Lennox's solo tour promises a repertoire that embraces her career - from 1980s Eurythmics hits to favorites from "Diva," her 1992 solo debut album, and her three subsequent solo discs. She has lofty goals for her concert.
"I want people to leave the theater feeling transformed and somewhat elevated," she said. "I want the audience to have an emotional and provocative experience."
To do that, Lennox will include heavy numbers from "Songs of Mass Destruction." She thinks singing them - including the suicidal blues-rock stomp "Love Is Blind" - helps purge the pain.
"Everyone feels that way from time to time," the 52-year-old singer said of suicide. "It's not that I live there permanently. But I touch on it, that feeling of absolute pointlessness.
"When a person sings the blues, it serves a purpose like a kind of exorcism. Through the purging or expression of this darkness comes a whole other kind of heightened, transcendent sense."
Lennox points out that on "Mass Destruction" there is light that balances the darkness. It comes in the music, which ranges from ballads (the Elton John-like "Smithereens") to driving rockers ("Ghost in My Machine") to soulful dance-floor workouts ("Coloured Bedspread," which evokes the Eurythmics). The dark beauty of the sounds, she said, provides `moments of shining and glowing and light - or hopefulness."
The album's centerpiece is an uplifting anthem called "Sing," inspired by Lennox's many trips to South Africa, where she witnessed the AIDS pandemic firsthand.
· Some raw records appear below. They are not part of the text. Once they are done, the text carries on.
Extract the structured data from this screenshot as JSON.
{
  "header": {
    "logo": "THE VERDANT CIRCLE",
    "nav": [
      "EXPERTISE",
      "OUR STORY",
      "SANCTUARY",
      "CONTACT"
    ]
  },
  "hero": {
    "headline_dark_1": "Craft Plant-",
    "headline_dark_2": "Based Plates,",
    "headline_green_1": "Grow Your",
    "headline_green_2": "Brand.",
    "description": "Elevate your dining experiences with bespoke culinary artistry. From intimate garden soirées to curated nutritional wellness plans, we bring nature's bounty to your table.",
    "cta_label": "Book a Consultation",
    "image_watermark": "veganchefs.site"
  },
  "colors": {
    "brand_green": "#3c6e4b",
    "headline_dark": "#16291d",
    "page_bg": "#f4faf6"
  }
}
She can recite statistics off the top of her head: One in three pregnant women there is thought to be HIV positive. If the woman doesn't get treatment, she will die, and the child could easily die by its fifth birthday.
To spread the message, she wrote "Sing," and invited 23 female stars to sing on it - Joss Stone, Faith Hill, k.d. lang, Pink, Gladys Knight, Shakira, Fergie, Bonnie Raitt, Celine Dion, Beth Orton, among others.
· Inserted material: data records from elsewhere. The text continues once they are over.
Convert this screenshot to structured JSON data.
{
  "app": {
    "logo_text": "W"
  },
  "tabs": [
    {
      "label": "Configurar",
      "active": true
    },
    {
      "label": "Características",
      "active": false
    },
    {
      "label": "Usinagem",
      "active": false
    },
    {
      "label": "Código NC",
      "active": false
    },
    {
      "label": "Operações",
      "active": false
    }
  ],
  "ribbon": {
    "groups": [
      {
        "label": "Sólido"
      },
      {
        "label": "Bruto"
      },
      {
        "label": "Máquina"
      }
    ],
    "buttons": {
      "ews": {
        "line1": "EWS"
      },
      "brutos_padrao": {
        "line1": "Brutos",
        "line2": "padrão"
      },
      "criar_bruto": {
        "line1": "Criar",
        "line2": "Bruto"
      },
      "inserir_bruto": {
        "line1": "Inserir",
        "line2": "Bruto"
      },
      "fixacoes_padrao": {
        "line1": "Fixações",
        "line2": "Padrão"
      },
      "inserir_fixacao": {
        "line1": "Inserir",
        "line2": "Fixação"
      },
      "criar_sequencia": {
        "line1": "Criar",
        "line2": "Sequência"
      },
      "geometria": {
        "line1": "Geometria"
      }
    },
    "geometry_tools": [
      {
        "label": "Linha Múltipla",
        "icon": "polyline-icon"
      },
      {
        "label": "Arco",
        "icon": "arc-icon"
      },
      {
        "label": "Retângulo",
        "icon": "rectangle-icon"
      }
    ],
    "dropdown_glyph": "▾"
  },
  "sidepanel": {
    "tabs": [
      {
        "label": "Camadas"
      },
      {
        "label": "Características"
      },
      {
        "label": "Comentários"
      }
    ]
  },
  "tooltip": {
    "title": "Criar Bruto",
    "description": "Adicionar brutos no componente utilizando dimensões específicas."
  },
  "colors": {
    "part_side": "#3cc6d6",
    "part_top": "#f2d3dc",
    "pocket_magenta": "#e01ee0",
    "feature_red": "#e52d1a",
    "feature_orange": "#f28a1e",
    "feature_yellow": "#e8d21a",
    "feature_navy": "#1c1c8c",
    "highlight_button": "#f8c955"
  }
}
"I wrote them all a letter with a mission statement and, `Could you please sing on the chorus and do some ad libs, whatever you feel comfortable," said Lennox, who worked for the first time with producer Glen Ballard, best known for his work with Alanis Morissette. "Then I got Madonna singing the second verse on the song. I thought, This is fabulous. I can put this on everybody's website and inform people and move them and hopefully get them involved in the issue."
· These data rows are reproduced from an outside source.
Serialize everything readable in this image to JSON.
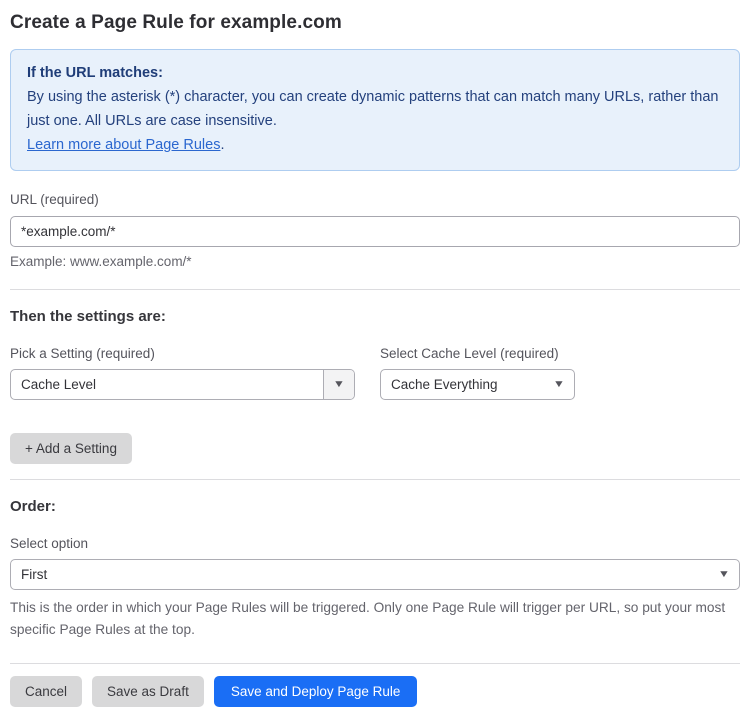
{
  "page": {
    "title": "Create a Page Rule for example.com"
  },
  "info_box": {
    "heading": "If the URL matches:",
    "body": "By using the asterisk (*) character, you can create dynamic patterns that can match many URLs, rather than just one. All URLs are case insensitive.",
    "link_label": "Learn more about Page Rules",
    "link_suffix": "."
  },
  "url_field": {
    "label": "URL (required)",
    "value": "*example.com/*",
    "helper": "Example: www.example.com/*"
  },
  "settings_section": {
    "heading": "Then the settings are:",
    "setting_select": {
      "label": "Pick a Setting (required)",
      "value": "Cache Level"
    },
    "cache_level_select": {
      "label": "Select Cache Level (required)",
      "value": "Cache Everything"
    },
    "add_setting_label": "+ Add a Setting"
  },
  "order_section": {
    "heading": "Order:",
    "select_label": "Select option",
    "value": "First",
    "helper": "This is the order in which your Page Rules will be triggered. Only one Page Rule will trigger per URL, so put your most specific Page Rules at the top."
  },
  "actions": {
    "cancel": "Cancel",
    "save_draft": "Save as Draft",
    "save_deploy": "Save and Deploy Page Rule"
  },
  "icons": {
    "dropdown_arrow": "▼"
  },
  "colors": {
    "info_background": "#e8f1fb",
    "info_border": "#aecdf0",
    "info_text": "#24417d",
    "link_blue": "#2b67cf",
    "primary_blue": "#1a6ef5",
    "gray_button": "#d8d8d9"
  }
}
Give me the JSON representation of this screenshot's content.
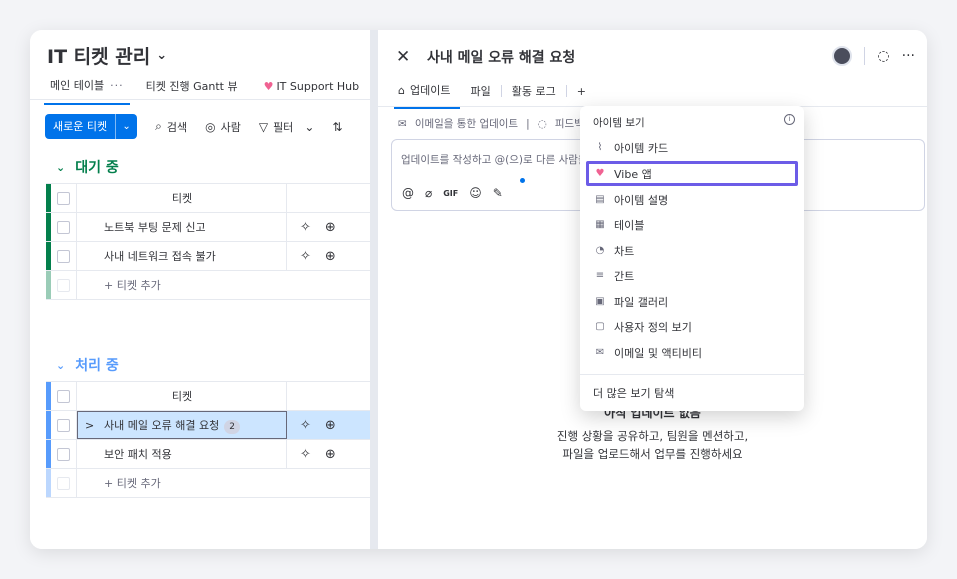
{
  "board": {
    "title": "IT 티켓 관리",
    "tabs": [
      {
        "label": "메인 테이블"
      },
      {
        "label": "티켓 진행 Gantt 뷰"
      },
      {
        "label": "IT Support Hub"
      }
    ],
    "toolbar": {
      "new_item": "새로운 티켓",
      "search": "검색",
      "person": "사람",
      "filter": "필터"
    },
    "groups": [
      {
        "title": "대기 중",
        "color": "#037f4c",
        "column": "티켓",
        "items": [
          "노트북 부팅 문제 신고",
          "사내 네트워크 접속 불가"
        ],
        "add": "+ 티켓 추가"
      },
      {
        "title": "처리 중",
        "color": "#579bfc",
        "column": "티켓",
        "items": [
          "사내 메일 오류 해결 요청",
          "보안 패치 적용"
        ],
        "updates_count": "2",
        "add": "+ 티켓 추가"
      }
    ]
  },
  "panel": {
    "title": "사내 메일 오류 해결 요청",
    "tabs": [
      {
        "label": "업데이트"
      },
      {
        "label": "파일"
      },
      {
        "label": "활동 로그"
      }
    ],
    "subtabs": [
      "이메일을 통한 업데이트",
      "피드백"
    ],
    "update_placeholder": "업데이트를 작성하고 @(으)로 다른 사람을",
    "gif": "GIF",
    "empty_title": "아직 업데이트 없음",
    "empty_desc_1": "진행 상황을 공유하고, 팀원을 멘션하고,",
    "empty_desc_2": "파일을 업로드해서 업무를 진행하세요"
  },
  "menu": {
    "header": "아이템 보기",
    "items": [
      {
        "label": "아이템 카드",
        "icon": "card-icon"
      },
      {
        "label": "Vibe 앱",
        "icon": "heart-icon"
      },
      {
        "label": "아이템 설명",
        "icon": "doc-icon"
      },
      {
        "label": "테이블",
        "icon": "table-icon"
      },
      {
        "label": "차트",
        "icon": "chart-icon"
      },
      {
        "label": "간트",
        "icon": "gantt-icon"
      },
      {
        "label": "파일 갤러리",
        "icon": "gallery-icon"
      },
      {
        "label": "사용자 정의 보기",
        "icon": "custom-icon"
      },
      {
        "label": "이메일 및 액티비티",
        "icon": "email-icon"
      }
    ],
    "more": "더 많은 보기 탐색"
  }
}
The daughter of trade-union socialists in Scotland, Lennox is encouraging her two teen daughters to get socially involved in such organizations as Greenpeace and Amnesty International.
Although she said she's motivated by her "sense of outrage at the injustice of things," Lennox doesn't always sound like Bono's activist sister. Throw her a softball question and she steps down from her soapbox.
How did it feel when VH1, in ranking the "100 Greatest Women in Rock," called her `the greatest living white soul singer'?
"That's a great compliment. Definitely. How lovely," she said with a cheerful Scottish burr. "I'm very privileged that someone even thinks that I'm any good."